The court cannot extrapolate from these cases that Oklahoma courts would adopt the intracorporate conspiracy doctrine or that it would apply it to the claim at issue here. Even if the court could predict that Oklahoma courts would apply the doctrine to claims like this one, the court cannot know what, if any, exceptions to this doctrine Oklahoma courts would likely adopt. In the absence of some expression by the Oklahoma courts of Oklahoma's adoption, or likely adoption, of the doctrine, the court concludes that a basis for applying the intracorporate conspiracy doctrine has not been made out here. Therefore, Leibrock's motion to dismiss is denied as to the conspiracy to defraud claim asserted against him.
See Dickerson v. Alachua County Com'n , 200 F.3d 761, 769-70 (11th Cir. 2000) (noting a number of exceptions to the intracorporate conspiracy doctrine that have been adopted by various circuit courts).

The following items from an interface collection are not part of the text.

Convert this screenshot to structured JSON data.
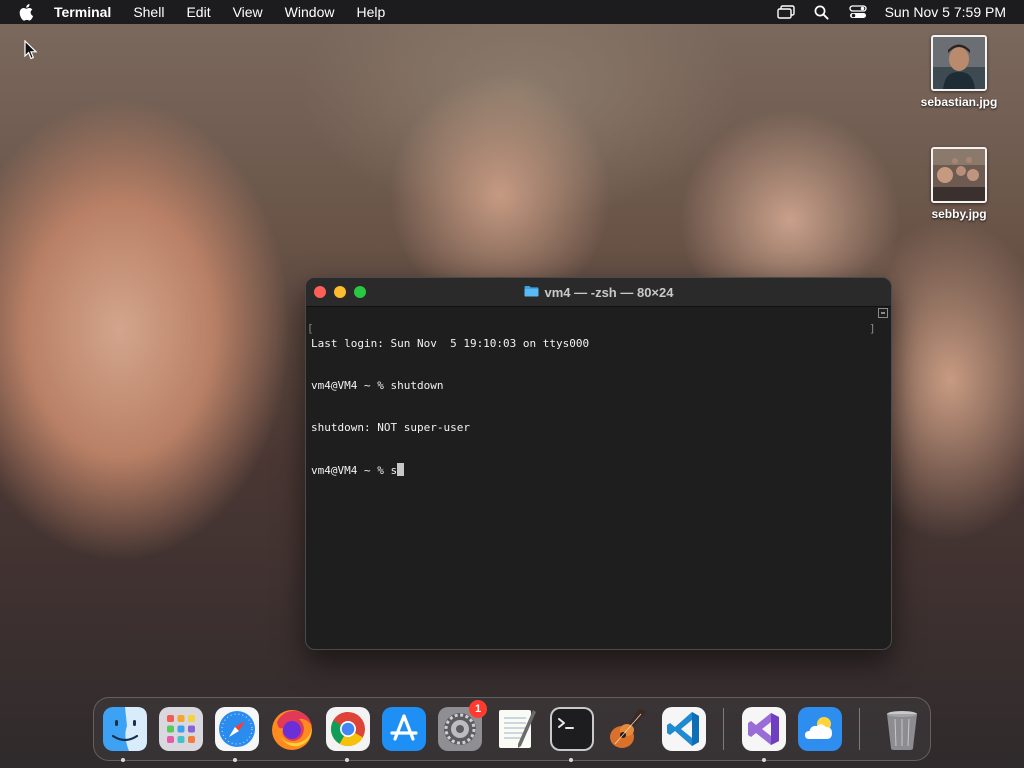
{
  "menubar": {
    "app_name": "Terminal",
    "menus": [
      "Shell",
      "Edit",
      "View",
      "Window",
      "Help"
    ],
    "clock": "Sun Nov 5  7:59 PM"
  },
  "desktop": {
    "files": [
      {
        "name": "sebastian.jpg"
      },
      {
        "name": "sebby.jpg"
      }
    ]
  },
  "terminal": {
    "title": "vm4 — -zsh — 80×24",
    "lines": [
      "Last login: Sun Nov  5 19:10:03 on ttys000",
      "vm4@VM4 ~ % shutdown",
      "shutdown: NOT super-user",
      "vm4@VM4 ~ % s"
    ]
  },
  "dock": {
    "apps": [
      {
        "name": "Finder",
        "icon": "finder-icon",
        "running": true
      },
      {
        "name": "Launchpad",
        "icon": "launchpad-icon",
        "running": false
      },
      {
        "name": "Safari",
        "icon": "safari-icon",
        "running": true
      },
      {
        "name": "Firefox",
        "icon": "firefox-icon",
        "running": false
      },
      {
        "name": "Google Chrome",
        "icon": "chrome-icon",
        "running": true
      },
      {
        "name": "App Store",
        "icon": "app-store-icon",
        "running": false
      },
      {
        "name": "System Settings",
        "icon": "system-settings-icon",
        "running": false,
        "badge": "1"
      },
      {
        "name": "TextEdit",
        "icon": "textedit-icon",
        "running": false
      },
      {
        "name": "Terminal",
        "icon": "terminal-icon",
        "running": true
      },
      {
        "name": "GarageBand",
        "icon": "garageband-icon",
        "running": false
      },
      {
        "name": "Visual Studio Code",
        "icon": "vscode-icon",
        "running": false
      },
      {
        "name": "Visual Studio",
        "icon": "visual-studio-icon",
        "running": true
      },
      {
        "name": "Weather",
        "icon": "weather-icon",
        "running": false
      },
      {
        "name": "Trash",
        "icon": "trash-icon",
        "running": false
      }
    ]
  },
  "colors": {
    "menubar_bg": "#1c1b1e",
    "terminal_bg": "#1e1e1e",
    "close": "#fe5f57",
    "minimize": "#febc2e",
    "zoom": "#28c840",
    "badge": "#ff3b30"
  }
}
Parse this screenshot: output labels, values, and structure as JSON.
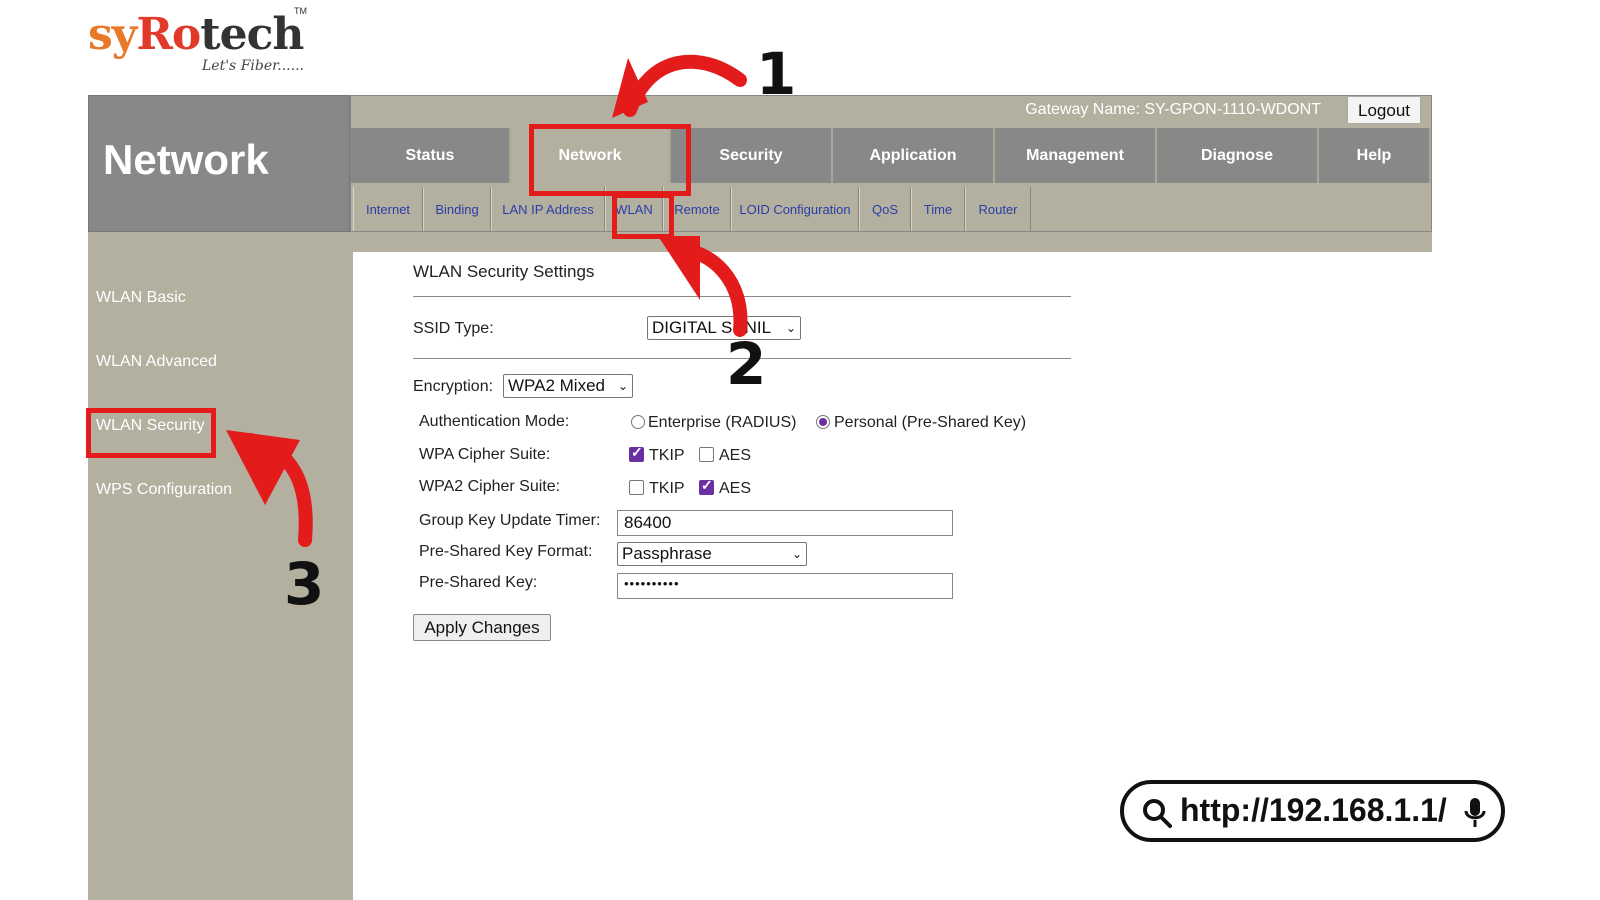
{
  "logo": {
    "brand_sy": "sy",
    "brand_ro": "Ro",
    "brand_tech": "tech",
    "tagline": "Let's Fiber......",
    "tm": "TM"
  },
  "header": {
    "page_title": "Network",
    "gateway_name": "Gateway Name: SY-GPON-1110-WDONT",
    "logout_label": "Logout"
  },
  "main_tabs": [
    {
      "label": "Status",
      "active": false
    },
    {
      "label": "Network",
      "active": true
    },
    {
      "label": "Security",
      "active": false
    },
    {
      "label": "Application",
      "active": false
    },
    {
      "label": "Management",
      "active": false
    },
    {
      "label": "Diagnose",
      "active": false
    },
    {
      "label": "Help",
      "active": false
    }
  ],
  "sub_tabs": [
    {
      "label": "Internet"
    },
    {
      "label": "Binding"
    },
    {
      "label": "LAN IP Address"
    },
    {
      "label": "WLAN"
    },
    {
      "label": "Remote"
    },
    {
      "label": "LOID Configuration"
    },
    {
      "label": "QoS"
    },
    {
      "label": "Time"
    },
    {
      "label": "Router"
    }
  ],
  "sidebar": {
    "items": [
      {
        "label": "WLAN Basic"
      },
      {
        "label": "WLAN Advanced"
      },
      {
        "label": "WLAN Security"
      },
      {
        "label": "WPS Configuration"
      }
    ]
  },
  "form": {
    "section_title": "WLAN Security Settings",
    "ssid_type_label": "SSID Type:",
    "ssid_type_value": "DIGITAL SUNIL",
    "encryption_label": "Encryption:",
    "encryption_value": "WPA2 Mixed",
    "auth_mode_label": "Authentication Mode:",
    "auth_enterprise": "Enterprise (RADIUS)",
    "auth_personal": "Personal (Pre-Shared Key)",
    "wpa_cipher_label": "WPA Cipher Suite:",
    "wpa2_cipher_label": "WPA2 Cipher Suite:",
    "tkip": "TKIP",
    "aes": "AES",
    "group_key_label": "Group Key Update Timer:",
    "group_key_value": "86400",
    "psk_format_label": "Pre-Shared Key Format:",
    "psk_format_value": "Passphrase",
    "psk_label": "Pre-Shared Key:",
    "psk_value": "••••••••••",
    "apply_label": "Apply Changes"
  },
  "annotations": {
    "step1": "1",
    "step2": "2",
    "step3": "3",
    "highlight_color": "#e31b1b"
  },
  "urlbar": {
    "url": "http://192.168.1.1/"
  },
  "colors": {
    "header_gray": "#888888",
    "tan": "#b3b0a0",
    "link_blue": "#2b3ea8",
    "accent_purple": "#6a2fa0"
  }
}
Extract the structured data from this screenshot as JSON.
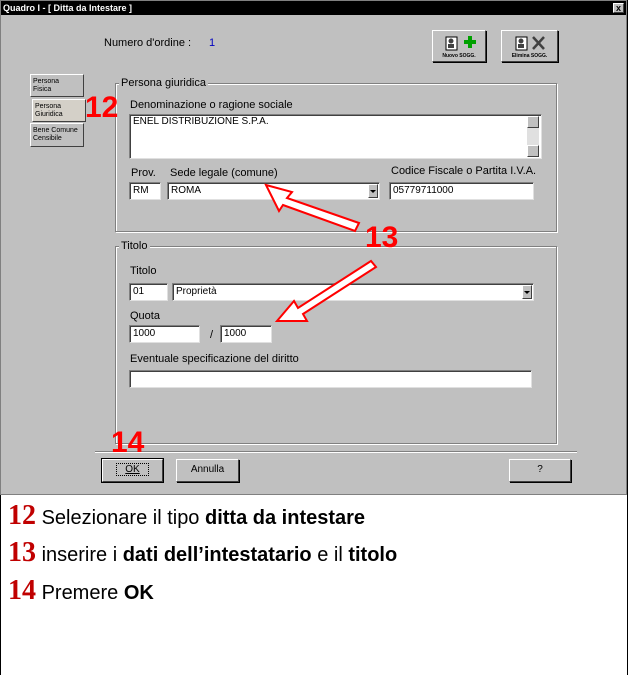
{
  "window": {
    "title": "Quadro I - [ Ditta da Intestare ]",
    "close": "x"
  },
  "header": {
    "order_label": "Numero d'ordine :",
    "order_value": "1",
    "new_btn": "Nuovo SOGG.",
    "delete_btn": "Elimina SOGG."
  },
  "tabs": [
    {
      "label1": "Persona",
      "label2": "Fisica"
    },
    {
      "label1": "Persona",
      "label2": "Giuridica"
    },
    {
      "label1": "Bene Comune",
      "label2": "Censibile"
    }
  ],
  "persona": {
    "group_title": "Persona giuridica",
    "denom_label": "Denominazione o ragione sociale",
    "denom_value": "ENEL DISTRIBUZIONE S.P.A.",
    "prov_label": "Prov.",
    "prov_value": "RM",
    "sede_label": "Sede legale (comune)",
    "sede_value": "ROMA",
    "cf_label": "Codice Fiscale o Partita I.V.A.",
    "cf_value": "05779711000"
  },
  "titolo": {
    "group_title": "Titolo",
    "titolo_label": "Titolo",
    "code_value": "01",
    "desc_value": "Proprietà",
    "quota_label": "Quota",
    "quota_num": "1000",
    "quota_sep": "/",
    "quota_den": "1000",
    "spec_label": "Eventuale specificazione del diritto",
    "spec_value": ""
  },
  "buttons": {
    "ok": "OK",
    "cancel": "Annulla",
    "help": "?"
  },
  "annotations": {
    "a12": "12",
    "a13": "13",
    "a14": "14",
    "color": "#ff0000"
  },
  "instructions": [
    {
      "num": "12",
      "pre": "Selezionare il tipo ",
      "bold": "ditta da intestare",
      "mid": "",
      "bold2": ""
    },
    {
      "num": "13",
      "pre": "inserire i ",
      "bold": "dati dell’intestatario",
      "mid": " e il ",
      "bold2": "titolo"
    },
    {
      "num": "14",
      "pre": "Premere ",
      "bold": "OK",
      "mid": "",
      "bold2": ""
    }
  ]
}
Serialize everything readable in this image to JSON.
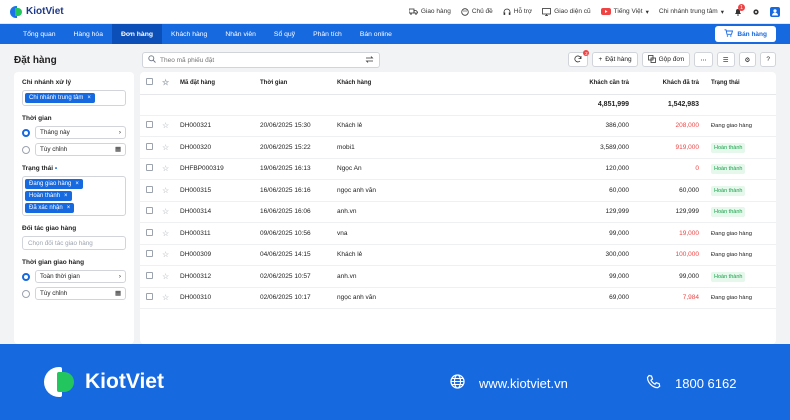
{
  "brand": "KiotViet",
  "topbar": {
    "items": [
      {
        "icon": "truck-icon",
        "label": "Giao hàng"
      },
      {
        "icon": "palette-icon",
        "label": "Chủ đề"
      },
      {
        "icon": "headset-icon",
        "label": "Hỗ trợ"
      },
      {
        "icon": "monitor-icon",
        "label": "Giao diện cũ"
      },
      {
        "icon": "youtube-icon",
        "label": ""
      },
      {
        "icon": "flag-icon",
        "label": "Tiếng Việt"
      },
      {
        "icon": "branch-icon",
        "label": "Chi nhánh trung tâm"
      }
    ],
    "notif_count": "1"
  },
  "nav": {
    "items": [
      "Tổng quan",
      "Hàng hóa",
      "Đơn hàng",
      "Khách hàng",
      "Nhân viên",
      "Sổ quỹ",
      "Phân tích",
      "Bán online"
    ],
    "sell_label": "Bán hàng"
  },
  "page": {
    "title": "Đặt hàng",
    "search_placeholder": "Theo mã phiếu đặt"
  },
  "toolbar": {
    "refresh_badge": "2",
    "add_label": "Đặt hàng",
    "merge_label": "Gộp đơn"
  },
  "filters": {
    "branch_label": "Chi nhánh xử lý",
    "branch_tag": "Chi nhánh trung tâm",
    "time_label": "Thời gian",
    "time_option": "Tháng này",
    "time_custom": "Tùy chỉnh",
    "status_label": "Trạng thái",
    "status_tags": [
      "Đang giao hàng",
      "Hoàn thành",
      "Đã xác nhận"
    ],
    "partner_label": "Đối tác giao hàng",
    "partner_placeholder": "Chọn đối tác giao hàng",
    "delivery_label": "Thời gian giao hàng",
    "delivery_option": "Toàn thời gian",
    "delivery_custom": "Tùy chỉnh"
  },
  "table": {
    "headers": [
      "Mã đặt hàng",
      "Thời gian",
      "Khách hàng",
      "Khách cần trả",
      "Khách đã trả",
      "Trạng thái"
    ],
    "totals": {
      "need": "4,851,999",
      "paid": "1,542,983"
    },
    "rows": [
      {
        "code": "DH000321",
        "time": "20/06/2025 15:30",
        "customer": "Khách lẻ",
        "need": "386,000",
        "paid": "208,000",
        "paid_red": true,
        "status": "Đang giao hàng",
        "status_type": "text"
      },
      {
        "code": "DH000320",
        "time": "20/06/2025 15:22",
        "customer": "mobi1",
        "need": "3,589,000",
        "paid": "919,000",
        "paid_red": true,
        "status": "Hoàn thành",
        "status_type": "green"
      },
      {
        "code": "DHFBP000319",
        "time": "19/06/2025 16:13",
        "customer": "Ngọc An",
        "need": "120,000",
        "paid": "0",
        "paid_red": true,
        "status": "Hoàn thành",
        "status_type": "green"
      },
      {
        "code": "DH000315",
        "time": "16/06/2025 16:16",
        "customer": "ngọc anh văn",
        "need": "60,000",
        "paid": "60,000",
        "paid_red": false,
        "status": "Hoàn thành",
        "status_type": "green"
      },
      {
        "code": "DH000314",
        "time": "16/06/2025 16:06",
        "customer": "anh.vn",
        "need": "129,999",
        "paid": "129,999",
        "paid_red": false,
        "status": "Hoàn thành",
        "status_type": "green"
      },
      {
        "code": "DH000311",
        "time": "09/06/2025 10:56",
        "customer": "vna",
        "need": "99,000",
        "paid": "19,000",
        "paid_red": true,
        "status": "Đang giao hàng",
        "status_type": "text"
      },
      {
        "code": "DH000309",
        "time": "04/06/2025 14:15",
        "customer": "Khách lẻ",
        "need": "300,000",
        "paid": "100,000",
        "paid_red": true,
        "status": "Đang giao hàng",
        "status_type": "text"
      },
      {
        "code": "DH000312",
        "time": "02/06/2025 10:57",
        "customer": "anh.vn",
        "need": "99,000",
        "paid": "99,000",
        "paid_red": false,
        "status": "Hoàn thành",
        "status_type": "green"
      },
      {
        "code": "DH000310",
        "time": "02/06/2025 10:17",
        "customer": "ngọc anh văn",
        "need": "69,000",
        "paid": "7,984",
        "paid_red": true,
        "status": "Đang giao hàng",
        "status_type": "text"
      }
    ]
  },
  "footer": {
    "brand": "KiotViet",
    "website": "www.kiotviet.vn",
    "phone": "1800 6162"
  },
  "colors": {
    "primary": "#1769e0",
    "red": "#ef4444",
    "green": "#16a34a"
  }
}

B. Fraud Claim
Leibrock also argues that defendant has not stated a claim against him for fraud independent of its civil conspiracy theory, asserting that the complaint does not identify any misrepresentation made by Leibrock himself but instead attempts to hold him responsible for misrepresentations made by other employees. Defendant responds that, though it makes no allegation that Leibrock made the representations directly to defendant, it alleges that he trained and supervised other employees as to how to engage in the suspect delivery practices and that he had knowledge of and required false representations to be made to defendant. Under Oklahoma law, "[o]ne who commands, directs, advises, encourages, procures, instigates, promotes, controls, aids, or abets a wrongful act by another has been regarded as being as responsible as the one who commits the act so as to impose liability upon the former to the same extent as if he had performed the act himself." Cooper v. Bondoni, 841 P.2d 608, 611 (Okla.Civ.App. 1992) (quoting Keel v. Hainline, 331 P.2d 397, 401 (Okla. 1958)). At this stage of the proceedings, the court cannot conclude that defendant has not stated a fraud claim against Leibrock and, therefore, Leibrock's motion to dismiss is also denied as to this claim.
Accordingly, Ireland's motions to dismiss [Doc. #48, Case No. 07-0653; Doc. #52, Case No. 07-0667] and Leibrock's motions to dismiss [Doc. #59, Case No. 07-0653; Doc. #60, Case No. 07-0667] are DENIED.
IT IS SO ORDERED.